  • A meeting has called for a need to create evidence to restore Africa’s forests
  • Collaborations among universities could help generate more evidence
  • Governments should be committed to helping smallholders restore degraded forests

Generating sufficient scientific knowledge to restore degraded land is critical in Africa because the continent largely depends on land and other natural resources for socioeconomic development, experts say.

Most populations, it was noted at the 1st African Forest Landscape Restoration (AFR100) Regional Conference this month (11-12 October) in Ethiopia, depend on land for livelihoods, but there has been massive degradation and this calls for, among others, adequate knowledge for restoration, particularly by small-scale farmers.

“Rivers are drying, Lake Chad is gone, Lake Turkana in Kenya is receding and [thus] people have to take restoration very seriously.”

Alice Akinyi Kaudia, Kenya’s Ministry of Environment and Natural Resources.

“This requires inter-universities collaborations because not all African universities are well endowed with enough resources to generate needed knowledge and tools,” says Alice Akinyi Kaudia, environmentsecretary in Kenya’s Ministry of Environment and Natural Resources. “It will [also] be useful to develop centres of excellence within them to address this urgently.”
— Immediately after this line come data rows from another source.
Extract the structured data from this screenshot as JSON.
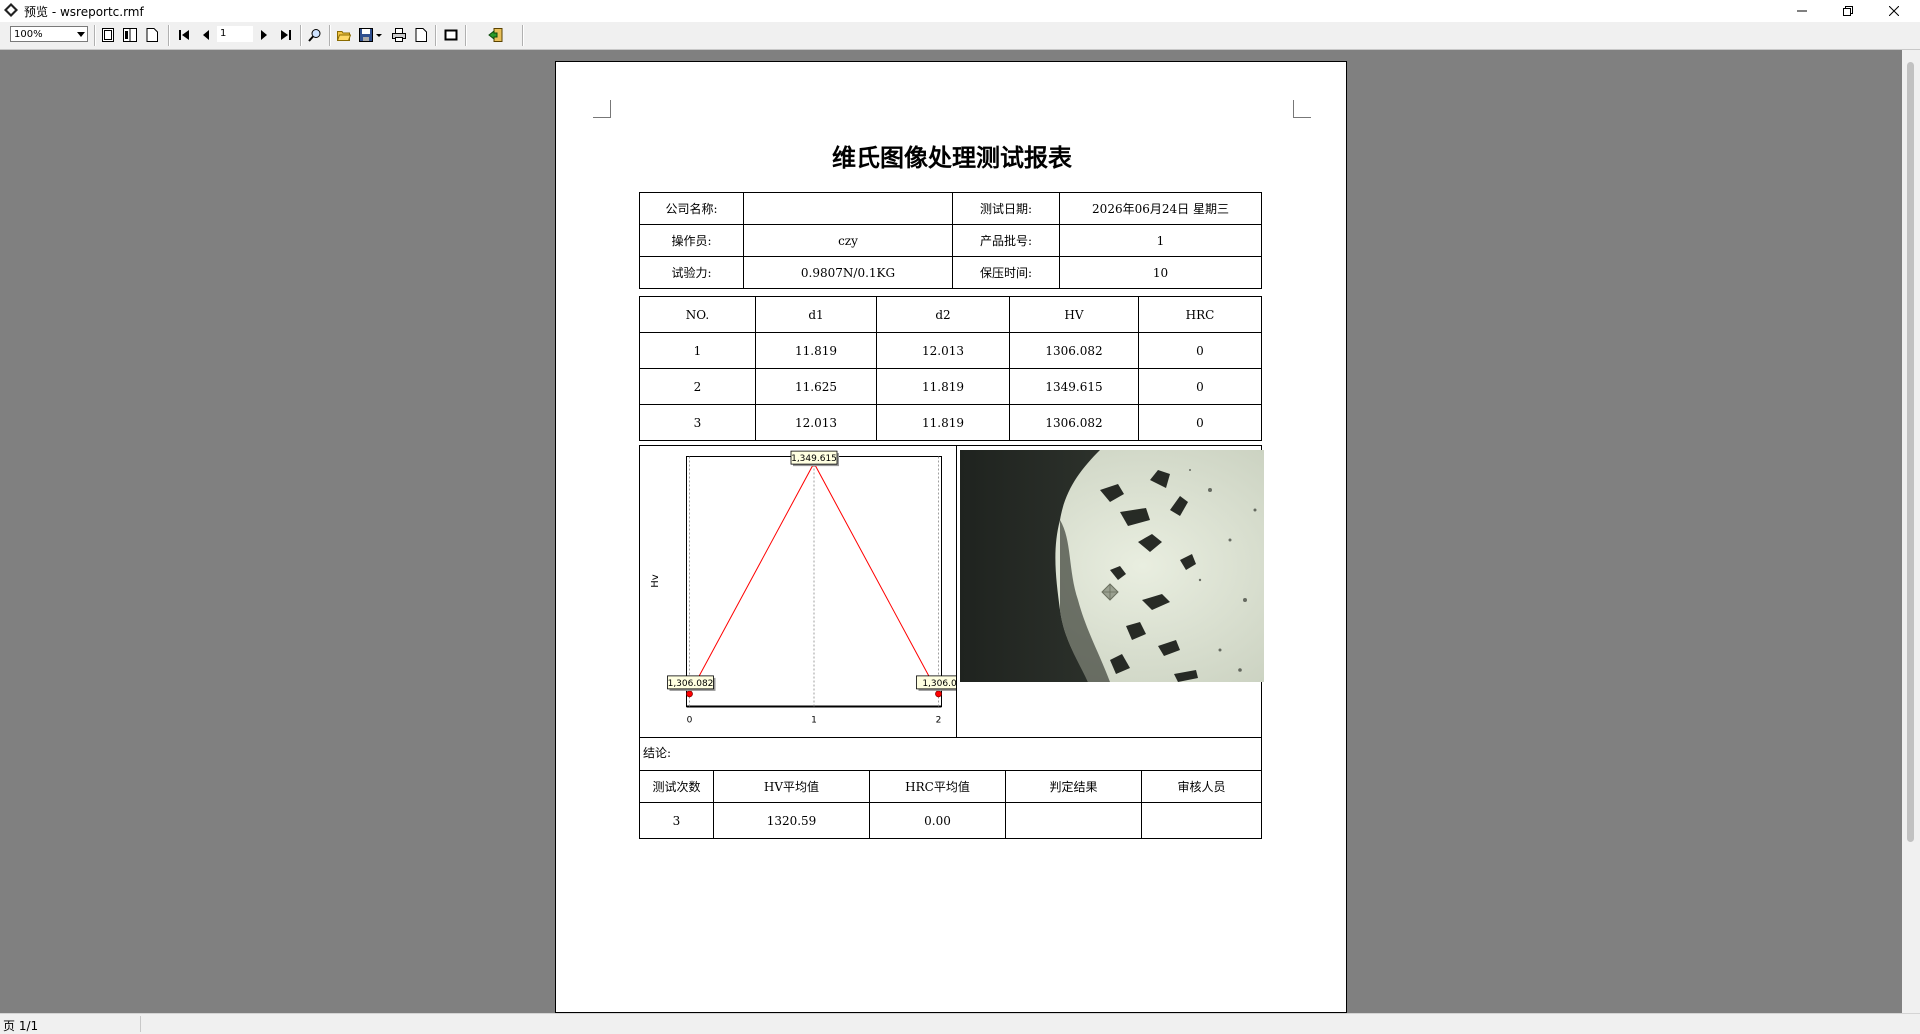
{
  "window": {
    "title": "预览 - wsreportc.rmf",
    "minimize_icon": "minimize-icon",
    "maximize_icon": "restore-icon",
    "close_icon": "close-icon"
  },
  "toolbar": {
    "zoom_value": "100%",
    "page_value": "1",
    "buttons": [
      "one-page-icon",
      "two-page-icon",
      "page-width-icon",
      "first-page-icon",
      "prev-page-icon",
      "next-page-icon",
      "last-page-icon",
      "find-icon",
      "open-icon",
      "save-icon",
      "print-icon",
      "page-setup-icon",
      "stop-icon",
      "exit-icon"
    ]
  },
  "report": {
    "title": "维氏图像处理测试报表",
    "info": {
      "company_label": "公司名称:",
      "company_value": "",
      "date_label": "测试日期:",
      "date_value": "2026年06月24日 星期三",
      "operator_label": "操作员:",
      "operator_value": "czy",
      "batch_label": "产品批号:",
      "batch_value": "1",
      "force_label": "试验力:",
      "force_value": "0.9807N/0.1KG",
      "hold_label": "保压时间:",
      "hold_value": "10"
    },
    "measurements": {
      "headers": [
        "NO.",
        "d1",
        "d2",
        "HV",
        "HRC"
      ],
      "rows": [
        [
          "1",
          "11.819",
          "12.013",
          "1306.082",
          "0"
        ],
        [
          "2",
          "11.625",
          "11.819",
          "1349.615",
          "0"
        ],
        [
          "3",
          "12.013",
          "11.819",
          "1306.082",
          "0"
        ]
      ]
    },
    "conclusion_label": "结论:",
    "summary": {
      "headers": [
        "测试次数",
        "HV平均值",
        "HRC平均值",
        "判定结果",
        "审核人员"
      ],
      "values": [
        "3",
        "1320.59",
        "0.00",
        "",
        ""
      ]
    }
  },
  "chart_data": {
    "type": "line",
    "x": [
      0,
      1,
      2
    ],
    "values": [
      1306.082,
      1349.615,
      1306.082
    ],
    "point_labels": [
      "1,306.082",
      "1,349.615",
      "1,306.0"
    ],
    "x_tick_labels": [
      "0",
      "1",
      "2"
    ],
    "ylabel": "Hv",
    "xlabel": "",
    "series_color": "#ff0000"
  },
  "statusbar": {
    "page_info": "页 1/1"
  }
}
The AFR100 conference was organised by the New Economic Partnership for Africa’s Development, Federal German Ministry for Economic Cooperation and Development, the World Bank, and the World Resources Institute.

Read the full article: SciDevNet